Enrollment at the University of Montana dropped this fall more than officials originally reported, 6.5 percent in one year rather than 4.3 percent.
As a result, UM will receive $3 million less in revenue, and will need to adjust expenditures, said Peggy Kuhr, vice president for integrated communications.
However, in projecting its headcount, UM came within 1 percent of its forecast, she said Wednesday. Last spring, UM projected the fall enrollment at 13,181, and the actual number was 13,044.
Last fall, the headcount was 13,952.
Enrollment has been a struggle for UM in recent years, and higher education officials have attributed the decrease in Missoula to overall demographic trends, as well as the global economy steering interest toward engineering.
UM officials stress that other factors, such as donations and national rankings, reflect a robust institution.
The slide in student population is hurting the bottom line, though. The additional $3 million hit this school year comes on top of the UM budget absorbing a $5.7 million shortfall forecast in May.
The additional decline in enrollment comes as UM attempts to calculate a more precise headcount, according to Kuhr and Dawn Ressel, associate vice president in the UM Office of Planning, Budget and Analysis.
One class of students is the wildcard in the equation, and for the past three years, UM has been adjusting the way it accounts for them in its enrollment. Those are "cancellations."
In general, some students show up, but they don't pay their bills or make arrangements to do so, Kuhr said. They can't attend school indefinitely, though, so UM cancels them in its system.
Over the past three years, UM has handled cancellations differently. In 2013, it canceled everyone who hadn't made full payments or planned to pay in full by the 15th day of the school year, Ressel said.
But it found many of those students actually did intend to pay, she said. In response, UM refrained from cancelling students in 2014, and it worked long into the semester to help students arrange payments.
UM may have overcompensated in doing so, though; the headcount still wasn't on the money.
This fall, UM put more resources into the students who hadn't paid, and it did so in the month of September, Kuhr said. In response to "heightened interest" in enrollment, it released preliminary data as soon as President Royce Engstrom gave the green light.
Then, UM later modified its headcount on the planning and budget website.
UM wants to avoid confusion and lack of clarity, Kuhr said. She said it will continue to calibrate the way it accounts for cancellations in an attempt to best measure headcount and articulate accurate information to the public.
One strategy it might employ next year is delaying the release of enrollment data a couple weeks in order to present a realistic picture. Kuhr said the Office of the Commissioner of Higher Education requires campuses to submit enrollment figures two weeks after the 15th day of the school year.
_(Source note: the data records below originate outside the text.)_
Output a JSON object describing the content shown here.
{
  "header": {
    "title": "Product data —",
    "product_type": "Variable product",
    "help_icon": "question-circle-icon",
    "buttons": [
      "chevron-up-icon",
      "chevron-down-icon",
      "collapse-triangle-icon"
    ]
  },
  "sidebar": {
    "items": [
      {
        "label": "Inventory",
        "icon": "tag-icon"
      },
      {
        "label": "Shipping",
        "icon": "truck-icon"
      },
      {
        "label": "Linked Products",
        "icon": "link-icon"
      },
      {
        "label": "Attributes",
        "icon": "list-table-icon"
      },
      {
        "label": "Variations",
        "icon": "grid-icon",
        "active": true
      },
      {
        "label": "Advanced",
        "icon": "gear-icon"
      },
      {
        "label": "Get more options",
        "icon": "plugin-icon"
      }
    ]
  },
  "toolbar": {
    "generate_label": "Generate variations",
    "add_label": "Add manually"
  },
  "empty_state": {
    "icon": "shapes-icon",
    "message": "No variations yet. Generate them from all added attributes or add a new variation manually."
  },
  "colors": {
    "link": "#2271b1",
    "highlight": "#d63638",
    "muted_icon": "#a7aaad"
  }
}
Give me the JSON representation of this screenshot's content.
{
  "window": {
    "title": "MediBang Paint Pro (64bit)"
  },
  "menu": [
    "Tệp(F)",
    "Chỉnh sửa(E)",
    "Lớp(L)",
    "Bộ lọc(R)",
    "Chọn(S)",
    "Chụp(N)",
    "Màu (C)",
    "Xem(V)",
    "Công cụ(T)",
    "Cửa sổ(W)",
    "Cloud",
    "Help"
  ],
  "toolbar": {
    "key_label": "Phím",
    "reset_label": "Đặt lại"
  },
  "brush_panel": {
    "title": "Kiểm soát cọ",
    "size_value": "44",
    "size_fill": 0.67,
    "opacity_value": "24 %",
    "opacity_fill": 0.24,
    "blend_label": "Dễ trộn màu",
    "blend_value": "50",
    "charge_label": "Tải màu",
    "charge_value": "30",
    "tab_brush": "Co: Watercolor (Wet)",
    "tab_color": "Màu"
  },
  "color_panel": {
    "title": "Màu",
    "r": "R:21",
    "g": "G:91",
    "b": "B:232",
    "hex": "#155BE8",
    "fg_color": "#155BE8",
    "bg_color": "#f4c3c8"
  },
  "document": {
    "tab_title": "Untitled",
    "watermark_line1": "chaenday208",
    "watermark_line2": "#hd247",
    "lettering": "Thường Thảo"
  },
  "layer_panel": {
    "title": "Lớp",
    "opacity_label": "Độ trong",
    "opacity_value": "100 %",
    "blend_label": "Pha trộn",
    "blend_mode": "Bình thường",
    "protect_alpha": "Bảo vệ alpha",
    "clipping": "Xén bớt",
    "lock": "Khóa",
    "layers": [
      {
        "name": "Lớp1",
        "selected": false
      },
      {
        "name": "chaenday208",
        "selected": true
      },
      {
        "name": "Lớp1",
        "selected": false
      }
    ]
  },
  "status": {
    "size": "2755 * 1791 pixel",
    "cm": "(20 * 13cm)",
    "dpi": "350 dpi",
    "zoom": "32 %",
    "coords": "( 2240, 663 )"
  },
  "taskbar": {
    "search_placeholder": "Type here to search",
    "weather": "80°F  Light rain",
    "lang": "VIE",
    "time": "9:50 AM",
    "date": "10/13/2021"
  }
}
At this point, she said she doesn't know if UM will return to its 2013 method of counting. Ressel, though, said she believes the process UM used this year closely reflects reality, but it requires a couple more weeks of preparation time.